If you now continue looking round to the left, you should get back to Orion where we started. And so we come to the end of this audio tour of the night sky. I hope you enjoyed learning a bit about what you can see tonight, but we barely scratched the surface! As I said earlier there are 88 official constellations and we’ve only talked about 4 of them tonight! The constellations that we can see from the UK were all made up by ancient greek astronomers, but many cultures around the world had, and continue to have, their own way of looking at the night sky. There are loads of resources out there, from books, to apps, to podcasts to help you on your stargazing journey.
Don’t forget to join us on the ICG’s Facebook page at 8pm each night this week, where we’ll be going live so you can ask us any questions you might have about what you’ve seen in the night sky. You can find us at facebook.com/UoPCosmology. We’ve also got lots of talks and activities going on all week, if you want to find out more then search for Virtual Pompey Stargazing 2021 on the University of Portsmouth website.

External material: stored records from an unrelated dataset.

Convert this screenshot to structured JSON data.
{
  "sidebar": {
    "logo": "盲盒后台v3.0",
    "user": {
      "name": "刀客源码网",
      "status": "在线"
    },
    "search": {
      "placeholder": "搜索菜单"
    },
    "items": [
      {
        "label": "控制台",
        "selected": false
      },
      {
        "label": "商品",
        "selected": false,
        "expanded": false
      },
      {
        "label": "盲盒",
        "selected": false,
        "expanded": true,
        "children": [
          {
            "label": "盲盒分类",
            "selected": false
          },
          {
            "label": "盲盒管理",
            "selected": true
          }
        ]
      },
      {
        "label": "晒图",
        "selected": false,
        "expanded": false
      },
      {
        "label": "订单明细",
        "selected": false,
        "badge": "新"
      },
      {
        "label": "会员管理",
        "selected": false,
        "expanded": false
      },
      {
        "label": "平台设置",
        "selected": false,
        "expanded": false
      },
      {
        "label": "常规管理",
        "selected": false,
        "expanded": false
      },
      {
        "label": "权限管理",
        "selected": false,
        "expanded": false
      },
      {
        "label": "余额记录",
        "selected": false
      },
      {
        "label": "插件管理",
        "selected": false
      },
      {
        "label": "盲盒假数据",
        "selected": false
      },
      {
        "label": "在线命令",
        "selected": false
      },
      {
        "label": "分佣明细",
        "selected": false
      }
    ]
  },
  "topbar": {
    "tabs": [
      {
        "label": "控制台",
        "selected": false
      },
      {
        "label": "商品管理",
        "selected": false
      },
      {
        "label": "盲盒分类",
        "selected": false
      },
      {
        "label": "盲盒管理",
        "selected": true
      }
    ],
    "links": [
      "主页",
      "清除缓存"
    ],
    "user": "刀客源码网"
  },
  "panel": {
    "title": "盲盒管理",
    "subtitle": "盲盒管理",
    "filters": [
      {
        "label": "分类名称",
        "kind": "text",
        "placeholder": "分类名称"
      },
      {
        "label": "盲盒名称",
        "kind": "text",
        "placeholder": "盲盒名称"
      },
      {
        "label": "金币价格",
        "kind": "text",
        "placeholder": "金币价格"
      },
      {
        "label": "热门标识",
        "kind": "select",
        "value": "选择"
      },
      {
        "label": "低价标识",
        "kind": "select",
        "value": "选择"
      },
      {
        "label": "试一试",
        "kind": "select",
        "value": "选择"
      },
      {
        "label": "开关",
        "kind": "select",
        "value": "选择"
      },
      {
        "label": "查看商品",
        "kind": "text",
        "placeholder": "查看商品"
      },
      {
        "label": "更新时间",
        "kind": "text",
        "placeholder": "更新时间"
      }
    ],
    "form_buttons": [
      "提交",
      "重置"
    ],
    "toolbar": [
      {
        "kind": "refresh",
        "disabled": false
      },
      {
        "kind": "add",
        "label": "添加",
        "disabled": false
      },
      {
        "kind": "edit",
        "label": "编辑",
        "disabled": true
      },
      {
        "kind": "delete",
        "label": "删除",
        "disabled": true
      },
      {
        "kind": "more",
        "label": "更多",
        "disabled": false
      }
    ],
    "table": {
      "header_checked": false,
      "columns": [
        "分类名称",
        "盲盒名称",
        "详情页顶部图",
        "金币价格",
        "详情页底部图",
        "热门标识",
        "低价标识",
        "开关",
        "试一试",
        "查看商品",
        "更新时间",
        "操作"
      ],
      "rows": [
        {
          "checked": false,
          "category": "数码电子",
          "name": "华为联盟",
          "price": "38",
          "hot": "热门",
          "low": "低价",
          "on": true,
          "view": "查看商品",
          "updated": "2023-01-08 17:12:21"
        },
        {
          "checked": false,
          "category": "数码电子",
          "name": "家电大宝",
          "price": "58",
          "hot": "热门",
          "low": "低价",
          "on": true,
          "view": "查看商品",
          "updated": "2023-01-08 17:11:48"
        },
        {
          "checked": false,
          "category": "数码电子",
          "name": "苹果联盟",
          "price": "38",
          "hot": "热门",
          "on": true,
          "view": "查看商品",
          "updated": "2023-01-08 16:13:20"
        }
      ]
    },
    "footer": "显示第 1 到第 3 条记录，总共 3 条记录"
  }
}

That’s it from me, so all that’s left to say is that I hope to see you at a future in-person Stargazing event one day and keep looking up!
Tactile Universe sessions for vision impaired people
The Tactile Universe project is offering a small number of virtual astronomy workshops for vision impaired individuals.
Places are limited, so for more information, and to register your interest, please email the Tactile Universe project lead, Dr Nic Bonne, at email@example.com.
For more information about the project, visit the Tactile Universe website.
To participate in these workshops, we'll need to send you some of our tactile resources so places are limited to UK residents.
National Museum of the Royal Navy
While we're unable to team up in-person with the National Museum of the Royal Navy for this year's Stargazing event, they've produced some educational resources themed around the Royal Navy and Navigation for you to explore instead.
You'll hear us talk about various websites and resources during the week.
Here are a few useful links for you to investigate further: